┬áBeing single is hard. Being a Christian single woman is even harder. It’s hard for several reasons, many relate to the common and troubling belief that all the “Good ones have already been taken” but also hard because contentment does not always come easily. It can feel like a part time job trying to deal with finding happiness solo, being okay with not having a plus one, being brave about the future, trusting God that His plan is the best plan. Trying not to play the comparison game, trying not to be jealous of other people and their situations, trying not to be judgmental…We spend a lot of our time talking ourselves through this and praying about this and asking God for patience and to provide and to change the desires of our heart if it’s not His will to have us married. It’s actually quite exhausting. And yes, much could be said about the amount of energy spent in single girl angst and how it could be spent more wisely on other pursuits but it is what it is.. Some days, weeks, months are easier than others but then something triggers something and the questions eventually come back and we work to climb back to contentment once again.
Needing to “deal with” or “come to terms with” our relationship status is on-going. We’re confronted on a daily basis with the always asked dinner party question: “So how’s your love life?” This happens… a lot. But even worse than that question is what people say in response to our stating that “nothing is going on in that area right now.” We get the sighs, the pats on the shoulder, the assurance that “the one” is out there. We get to hear stories of so-and-so who was single til she was 73 and now is happily married and says the wait was worth it. We get to hear about all of the unhappily married people and statistics about divorce rates and facts that are meant to assure us that we’re better off than some of those people… Our answers seem to provoke a lot of responses.
However, one of the most unsettling things is that our answers about our lacking love lives seem to derail the people asking the questions.
Our single status is stressful enough for us, it shouldn’t stress other people out. And true, I can’t say that there is a right way to talk about this topic because yes, sometimes we need reassurance but … sometimes we don’t. Sometimes all we want is for someone to promise us that there is some amazing man out there for us and let us believe that they know what they’re talking about … and other times, that very suggestion is enough to make our hearts sink and our blood boil simultaniously.. have I mentioned I’m not a biology teacher?
I think ultimately and seriously, when it comes right down to it, we need to be reassured that our value as a person, our success in life, really does not depend on our ability to land a man. We can still be functioning, contributing, living members of society without a man in our bed. Just because we don’t have children, doesn’t mean we aren’t fulfiling God’s plan for us. Maybe there isn’t actually anything wrong with us at all.
So that’s what I would say.. people should not treat us like our value as people depends on our ability to get a date, a second date, a ring. We should be asked about other things, asked about God or the gym or what we think about some other issue. We have things to say.. and we have lots of things going on. Generally we’re very busy people. We shouldn’t be defined by our love lives or lack thereof.

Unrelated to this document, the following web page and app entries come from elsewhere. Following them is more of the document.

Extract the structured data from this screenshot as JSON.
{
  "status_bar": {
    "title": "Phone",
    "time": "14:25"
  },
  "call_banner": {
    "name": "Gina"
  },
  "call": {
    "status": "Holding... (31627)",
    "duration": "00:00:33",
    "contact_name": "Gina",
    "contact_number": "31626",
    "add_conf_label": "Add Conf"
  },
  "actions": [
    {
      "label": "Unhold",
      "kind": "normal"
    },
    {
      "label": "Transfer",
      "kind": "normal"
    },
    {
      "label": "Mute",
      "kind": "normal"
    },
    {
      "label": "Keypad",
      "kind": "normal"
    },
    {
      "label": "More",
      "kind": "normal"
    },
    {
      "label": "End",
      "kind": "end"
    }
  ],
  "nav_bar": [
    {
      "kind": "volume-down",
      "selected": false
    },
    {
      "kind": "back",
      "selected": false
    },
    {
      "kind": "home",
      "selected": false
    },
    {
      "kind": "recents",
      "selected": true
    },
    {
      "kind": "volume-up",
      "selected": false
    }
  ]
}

Now I feel that I should add a bit of a note saying that everyone is different and I know that when certain friends ask me about my love life, I’m more than happy to talk about it for hours and hours.. yeah they love it. Every relationship has different boundaries. What I’m trying to stress is the idea that we are more than our relationship status and we don’t always need “comforting” things said to us when people find out we’re checking the “single” box. The situation can’t be fixed right then.. unless the person is wanting to immediately set us up with her husband’s new colleague who is a tall, dark, handsome, wealthy, entrepreneur with tons of airmiles, “a good heart, soft touch, fast horse”… but I digress. The point is.. our single status shouldn’t define us, nor should it stress anyone out.. we are working hard not to be stressed out ourselves and honestly.. sometimes, it’s really not all that bad! Sometimes it’s actually quite great!